Castillo’s style resembles Cotto’s and that’s why he was brought in to spar with Pacquiao. He turned pro in 1990 and won his first 18 outings, 13 inside three rounds. In 2000, Castillo wrested the WBC lightweight crown from Stevie Johnston on points then lost it in his fourth defense to Mayweather in a close encounter in April 2002. Castillo was decisioned by Mayweather in a rematch eight months later but regained the vacant WBC title on a 12-round verdict over Juan Lazcano in 2004. Castillo then repulsed challengers Joel Casamayor and Julio Diaz before yielding the throne to Diego Corrales in 2005. He knocked out Corrales in a rematch but was prevented from claiming the WBC belt because he weighed in 3 1/2 pounds over the limit.
Now a welterweight, Castillo has won four in a row, knocking out James Wayka, Roberto Valenzuela, Christian Solano and Carlos Urias and is hoping for another world title crack.
At first, Roach was unsure of what Castillo could bring to the table as a sparmate. But now, he likes what he sees in the rugged Mexican gladiator.
“He’s a genuinely nice guy,” said Roach. “He’s probably doing 70 percent of what he can do. But he’s adjusting and getting more comfortable. He’s looking for a comeback to the big time. I’m willing to help him although I don’t know if I’ll be in his corner for his next fight.”
Roach said Castillo has asked if they could work together in the gym.
“I told him to show up about an hour early before Manny comes to the gym and I could help him out,” said Roach. “That’s no problem for me.”
Roach said while he likes Castillo, he can’t be sure if he’ll draft the Mexican as a sparmate for Pacquiao’s next fight.
“It really depends on whom Manny fights next because I’ll want sparmates who resembles the style of his next opponent,” said Roach. “If it’s Mayweather, I don’t know if Castillo will fit in. But he might. Castillo has fought Mayweather twice so he knows his style and tendencies well. Castillo thinks Manny will beat the heck out of Mayweather because he hits harder and he’s a lot quicker.”
What has impressed Castillo is the uncompromising work ethic in Pacquiao’s training camp.
“Castillo was Julio Cesar Chavez’ long-time sparring partner and it felt good when he told me he’s never been with a team in camp that works harder than us,” said Roach. “That’s saying a lot because Castillo has a lot of experience behind him.”
Roach said it wasn’t difficult to lure Castillo to Baguio City.
“No, it wasn’t hard to get him,” said Roach. “He wanted the opportunity to work with Manny. Everybody does. He’s amazed at how hard we work in the gym, how hard Manny works.”

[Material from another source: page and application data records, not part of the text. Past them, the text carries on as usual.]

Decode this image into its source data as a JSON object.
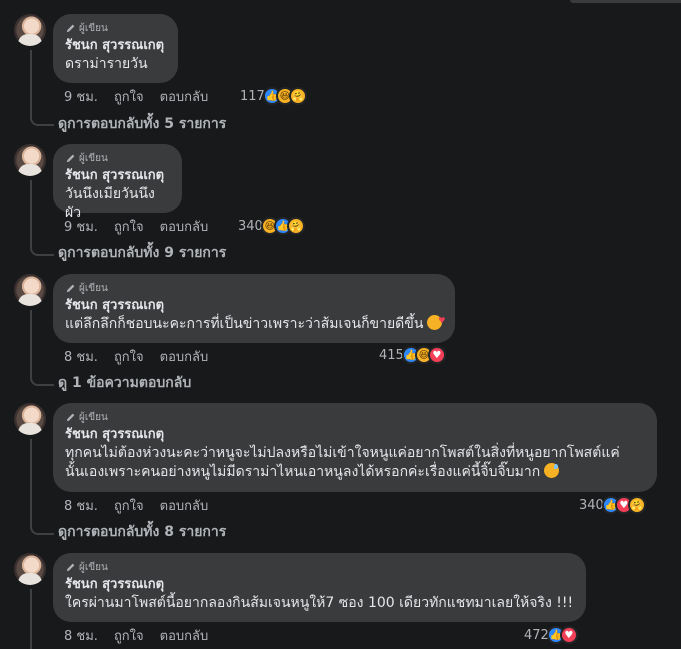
{
  "author_badge": "ผู้เขียน",
  "comments": [
    {
      "name": "รัชนก สุวรรณเกตุ",
      "text": [
        "ดราม่ารายวัน"
      ],
      "time": "9 ชม.",
      "like": "ถูกใจ",
      "reply": "ตอบกลับ",
      "count": "117",
      "reactions": [
        "like-icon",
        "haha-icon",
        "care-icon"
      ],
      "view_replies": "ดูการตอบกลับทั้ง 5 รายการ"
    },
    {
      "name": "รัชนก สุวรรณเกตุ",
      "text": [
        "วันนึงเมียวันนึงผัว"
      ],
      "time": "9 ชม.",
      "like": "ถูกใจ",
      "reply": "ตอบกลับ",
      "count": "340",
      "reactions": [
        "haha-icon",
        "like-icon",
        "care-icon"
      ],
      "view_replies": "ดูการตอบกลับทั้ง 9 รายการ"
    },
    {
      "name": "รัชนก สุวรรณเกตุ",
      "text": [
        "แต่ลึกลึกก็ชอบนะคะการที่เป็นข่าวเพราะว่าส้มเจนก็ขายดีขึ้น"
      ],
      "time": "8 ชม.",
      "like": "ถูกใจ",
      "reply": "ตอบกลับ",
      "count": "415",
      "reactions": [
        "like-icon",
        "haha-icon",
        "love-icon"
      ],
      "view_replies": "ดู 1 ข้อความตอบกลับ"
    },
    {
      "name": "รัชนก สุวรรณเกตุ",
      "text": [
        "ทุกคนไม่ต้องห่วงนะคะว่าหนูจะไม่ปลงหรือไม่เข้าใจหนูแค่อยากโพสต์ในสิ่งที่หนูอยากโพสต์แค่",
        "นั้นเองเพราะคนอย่างหนูไม่มีดราม่าไหนเอาหนูลงได้หรอกค่ะเรื่องแค่นี้จิ๊บจิ๊บมาก"
      ],
      "time": "8 ชม.",
      "like": "ถูกใจ",
      "reply": "ตอบกลับ",
      "count": "340",
      "reactions": [
        "like-icon",
        "love-icon",
        "care-icon"
      ],
      "view_replies": "ดูการตอบกลับทั้ง 8 รายการ"
    },
    {
      "name": "รัชนก สุวรรณเกตุ",
      "text": [
        "ใครผ่านมาโพสต์นี้อยากลองกินส้มเจนหนูให้7 ซอง 100 เดียวทักแชทมาเลยให้จริง !!!"
      ],
      "time": "8 ชม.",
      "like": "ถูกใจ",
      "reply": "ตอบกลับ",
      "count": "472",
      "reactions": [
        "like-icon",
        "love-icon"
      ],
      "view_replies": ""
    }
  ],
  "colors": {
    "background": "#18191a",
    "bubble": "#3a3b3c",
    "like": "#2d88ff",
    "love": "#f33e58",
    "haha": "#f7b125"
  }
}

Roach said Pacquiao’s sparring partners are top-quality. Aside from Castillo, Pacquiao spars with unbeaten junior middleweight Shawn Porter. Escobar is on standby. Another sparmate Urbano Antillon of Mexico was scheduled to fly back to Los Angeles yesterday. When Pacquiao reports for work at the Wild Card Gym in Los Angeles, Roach will likely recruit fresh sparmates including British world champion Amir Khan.
Porter, 21, was the US Golden Gloves champion in 2007 and fought over 200 amateur bouts. His pro record is 10-0 with eight KOs. Escobar, 20, is unbeaten in three bouts, all won by knockout in the first round.
In contrast, Cotto has been feasting on inferior sparring partners. He kicked out Francisco (El Gato) Figueroa after a week of sparring and has kept 37-year-old Fred Tukes and 25-year-old Kenny Abril. Figuero, 31, is coming off a knockout loss to Randall Bailey last April. Tukes has a 7-1-1 record, with five KOs, and is unbeaten in his last seven assignments but his age seems to be a liability. Abril has a 9-3-1 mark, with five KOs, and has won his last five. Figueroa, Tukes and Abril are, of course, all southpaws like Pacquiao.
Cotto will have completed 12 weeks of training when he climbs the ring to face Pacquiao. He began his camp in Puerto Rico and is now in Tampa, Florida. A legitimate welterweight, Cotto will trim down to 145 pounds to make the catchweight limit and may be burned out if he overtrains or is unable to naturally bring his weight down.